Stepping back from these individual issues, the Municipal market as a whole generated a return of 0.8% during the first quarter, with intermediate maturities returning 0.6%. Municipals started the year off well in January, extending the market’s winning streak to a record-tying 13 consecutive months of positive returns. Since then, the market has been noticeably weaker and more volatile. Yields gyrated through the quarter, as market participants kept adjusting their expectation of Fed “lift-off”. We view the debate about tightening monetary policy a useful one, as today’s “emergency” level rates grow harder to justify by the day.
At roughly $100 billion, new issue supply exceeded most, if not all, analyst forecasts and represented a year-over-year increase of over 50%. Most of the quarter’s new issuance represented refunding activity, but a respectable $20 billion represented net new supply. Just as we found it unusual that our investment activity was heavily tilted away from the revenue sectors, we found the degree of our new issue participation equally unusual. During the last two years, roughly 15% of our purchase activity had been in the new issue market. Last quarter, the figure was just under 40%. If yields stay low, refunding supply should remain elevated.

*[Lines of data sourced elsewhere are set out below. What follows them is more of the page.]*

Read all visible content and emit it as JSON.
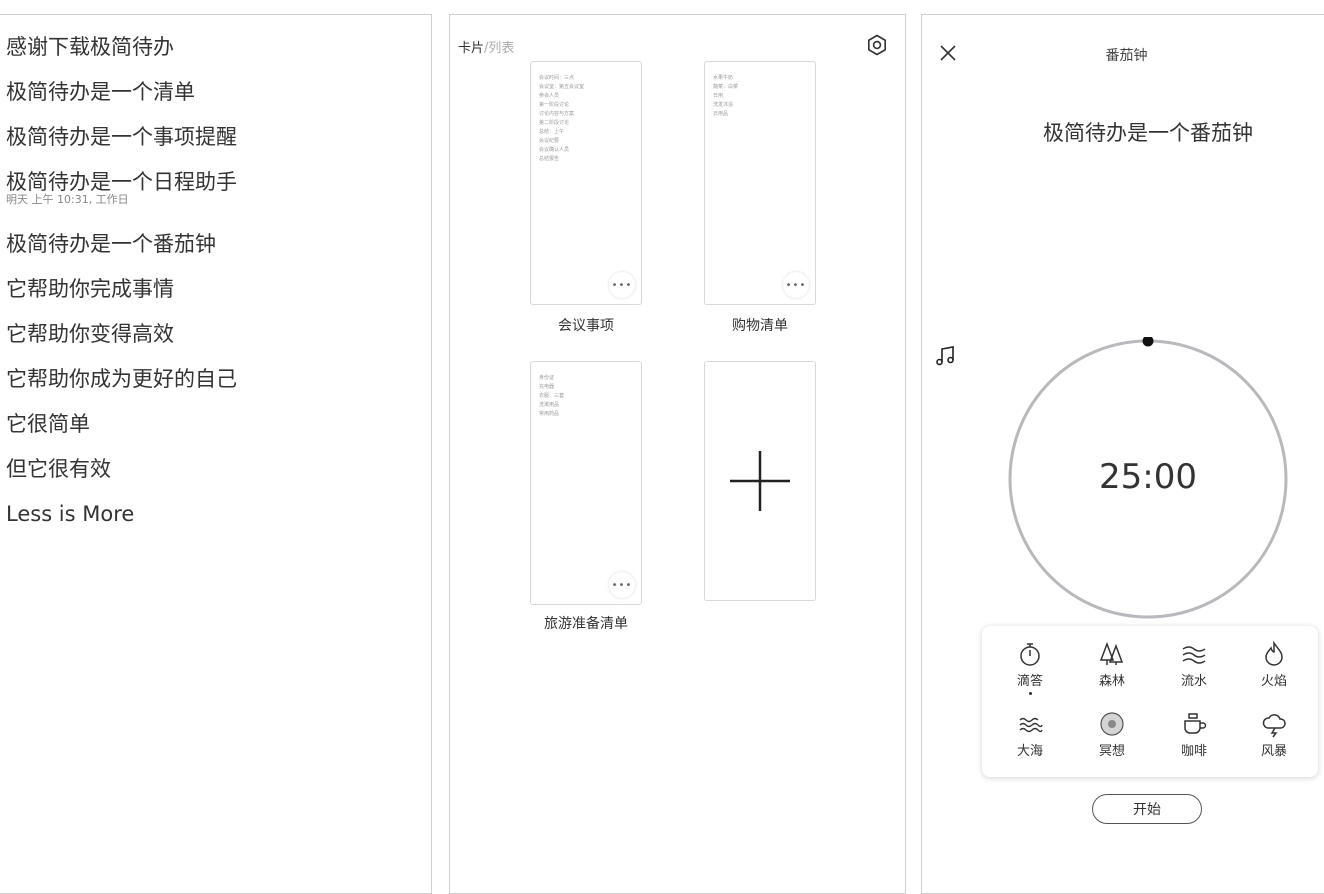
{
  "list_panel": {
    "items": [
      {
        "text": "感谢下载极简待办"
      },
      {
        "text": "极简待办是一个清单"
      },
      {
        "text": "极简待办是一个事项提醒"
      },
      {
        "text": "极简待办是一个日程助手",
        "sub": "明天 上午 10:31, 工作日"
      },
      {
        "text": "极简待办是一个番茄钟"
      },
      {
        "text": "它帮助你完成事情"
      },
      {
        "text": "它帮助你变得高效"
      },
      {
        "text": "它帮助你成为更好的自己"
      },
      {
        "text": "它很简单"
      },
      {
        "text": "但它很有效"
      },
      {
        "text": "Less is More"
      }
    ]
  },
  "cards_panel": {
    "header_active": "卡片",
    "header_sep": "/",
    "header_inactive": "列表",
    "more_label": "•••",
    "cards": [
      {
        "title": "会议事项",
        "lines": [
          "会议时间：三点",
          "会议室：第五会议室",
          "参会人员",
          "第一阶段讨论",
          "讨论内容与方案",
          "第二阶段讨论",
          "总结：上午",
          "会议纪要",
          "会议确认人员",
          "总结报告"
        ]
      },
      {
        "title": "购物清单",
        "lines": [
          "水果牛奶",
          "蔬菜：白菜",
          "日用",
          "洗发沐浴",
          "日用品"
        ]
      },
      {
        "title": "旅游准备清单",
        "lines": [
          "身份证",
          "充电器",
          "衣服：三套",
          "洗漱用品",
          "常用药品"
        ]
      }
    ]
  },
  "pomodoro": {
    "title": "番茄钟",
    "task": "极简待办是一个番茄钟",
    "time": "25:00",
    "progress": 0,
    "sounds": [
      {
        "label": "滴答",
        "icon": "stopwatch-icon",
        "selected": true
      },
      {
        "label": "森林",
        "icon": "forest-icon",
        "selected": false
      },
      {
        "label": "流水",
        "icon": "water-icon",
        "selected": false
      },
      {
        "label": "火焰",
        "icon": "flame-icon",
        "selected": false
      },
      {
        "label": "大海",
        "icon": "ocean-icon",
        "selected": false
      },
      {
        "label": "冥想",
        "icon": "meditation-icon",
        "selected": false
      },
      {
        "label": "咖啡",
        "icon": "coffee-icon",
        "selected": false
      },
      {
        "label": "风暴",
        "icon": "storm-icon",
        "selected": false
      }
    ],
    "start_label": "开始"
  }
}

For the quarter, the market’s steepening yield curve shift proved unfriendly to our results. Our portfolios’ barbelled yield curve structures that emphasize floating rate bonds and longer 10-15 year maturities underperformed the rally in 5-10 year maturities. The performance of our floating-rate bonds, including auction-rate securities where permitted, also modestly detracted from returns. We are comfortable with the bond-specific opportunities we have identified that comprise this yield curve position and look forward to their values materializing over time.
Overall, the investment environment remains challenging from a value perspective. With yields low, supply picking up, and the Fed slowly moving toward a tightening of monetary policy, we remain alert and on-guard. We never suffer from a lack of homework as we prepare for the uncertainties that lie ahead and the new opportunities that a period of rising volatility is likely to deliver.